In summary, we have investigated chaotic behavior (LFF regime) of a semiconductor laser subjected to PCF and COF in a long cavity with moderate to strong feedback strength. We have shown that the bandwidth of a system with optical feedback can be improved by using PCF instead of COF. We have attributed this bandwidth improvement mainly to the high-frequency dynamics that take place before dropouts. Finally, we have clarified the occurrence of pulsing at harmonic frequencies of the external-cavity frequency in PCF, in agreement with recent theoretical analysis of LFF in PCF15.
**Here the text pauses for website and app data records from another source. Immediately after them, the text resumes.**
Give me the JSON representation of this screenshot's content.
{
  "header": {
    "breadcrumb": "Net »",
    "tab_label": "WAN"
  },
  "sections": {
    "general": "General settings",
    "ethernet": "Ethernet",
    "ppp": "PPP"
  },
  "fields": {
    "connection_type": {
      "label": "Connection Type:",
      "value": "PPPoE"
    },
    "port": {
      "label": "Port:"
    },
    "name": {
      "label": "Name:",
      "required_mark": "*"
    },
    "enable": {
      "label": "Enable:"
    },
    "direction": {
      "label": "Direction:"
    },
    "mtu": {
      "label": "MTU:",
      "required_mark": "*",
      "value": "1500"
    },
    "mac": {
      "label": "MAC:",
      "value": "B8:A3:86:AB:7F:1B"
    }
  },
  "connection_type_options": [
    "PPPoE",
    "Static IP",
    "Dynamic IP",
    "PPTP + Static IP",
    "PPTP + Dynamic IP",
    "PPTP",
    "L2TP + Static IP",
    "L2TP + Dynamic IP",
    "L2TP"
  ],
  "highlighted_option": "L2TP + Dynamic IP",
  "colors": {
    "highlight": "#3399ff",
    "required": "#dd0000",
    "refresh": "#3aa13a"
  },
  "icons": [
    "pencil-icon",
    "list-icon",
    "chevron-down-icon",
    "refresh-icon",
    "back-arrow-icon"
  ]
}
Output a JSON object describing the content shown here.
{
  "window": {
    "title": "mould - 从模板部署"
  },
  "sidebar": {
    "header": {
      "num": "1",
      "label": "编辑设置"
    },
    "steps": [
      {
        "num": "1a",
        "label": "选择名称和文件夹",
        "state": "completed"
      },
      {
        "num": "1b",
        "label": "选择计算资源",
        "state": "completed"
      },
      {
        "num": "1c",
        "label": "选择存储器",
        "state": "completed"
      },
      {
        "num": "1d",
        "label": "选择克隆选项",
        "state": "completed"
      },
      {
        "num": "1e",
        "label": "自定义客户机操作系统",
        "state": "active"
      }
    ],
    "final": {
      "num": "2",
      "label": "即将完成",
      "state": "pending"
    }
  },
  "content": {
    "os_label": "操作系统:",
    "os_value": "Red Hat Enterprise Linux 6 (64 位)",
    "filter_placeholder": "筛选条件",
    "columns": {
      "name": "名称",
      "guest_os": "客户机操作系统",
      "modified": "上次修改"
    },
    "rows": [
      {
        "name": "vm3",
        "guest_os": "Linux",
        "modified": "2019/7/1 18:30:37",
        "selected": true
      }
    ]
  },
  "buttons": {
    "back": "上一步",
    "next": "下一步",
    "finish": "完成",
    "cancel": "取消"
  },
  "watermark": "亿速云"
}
As evidenced here and besides its fundamental interest, the physics underlying phase-conjugate feedback dynamics yields higher frequency chaotic dynamics than the one achieved with the traditional optical feedback configuration. Still, the present experiment does not aim at setting a new record on optical chaos bandwdith. Optical chaos extending up to 26,5 GHz bandwidth has for example be achieved by injecting the chaos light from a DFB laser with conventional feedback into a fiber ring resonator10. The bandwidth is however not related to the physics of the laser diode with feedback but to the tuning of the ring resonator. It is also known that schemes using optical injection can further extend the chaos bandwidth up to 20 GHz9 and even further (32,3 GHz) using dual wavelength injection11. Injection schemes require however a careful matching of the coupled laser multiple parameters. These and similar bandwidth enhancement techniques28,29 can also be applied to further optimize the chaos bandwidth achieved here with phase-conjugate feedback.
Additionally, we have shown here that the improvement of bandwidth lies in the self-pulsing nature of the ECMs in PCF. And since adjusting the external-cavity length and the reflectivity have an impact on the frequencies of the ECMs16,17,18, one reasonably expects that obtaining a larger range of reflectivities could also improve the bandwidth of our system. Other configurations for the phase-conjugate mirror exist, using total internal reflection in the crystal19, and could lead to higher values of the reflectivity.
Finally, although the main focus here is on the fundamental properties of phase-conjugate feedback dynamics, we believe this work motivates research in other directions. Since sequences of chaotic high-frequency pulses at harmonic frequencies appear in the recorded chaotic time-trace - due to onset of the destabilized ECMs of the PCF laser system- it would be interesting to check if this property reflects itself into the spectrum of the Lyapunov exponents and the resulting entropy growth for random number generation4,5. Of particular interest is to check whether phase-conjugate feedback would improve the entropy growth rate when compared with conventional optical feedback, besides its impact on the chaos bandwidth.
How to cite this article: Mercier, E. et al. High-frequency chaotic dynamics enabled by optical phase-conjugation. Sci. Rep. 6, 18988; doi: 10.1038/srep18988 (2016).
The authors acknowledge support from Conseil Régional de Lorraine, BELSPO (Belgium) through Grant No. IAP P7/35, ANR-TINO Project No. ANR-12-JS03-005, FEDER through the projects PHOTON and APOLLO.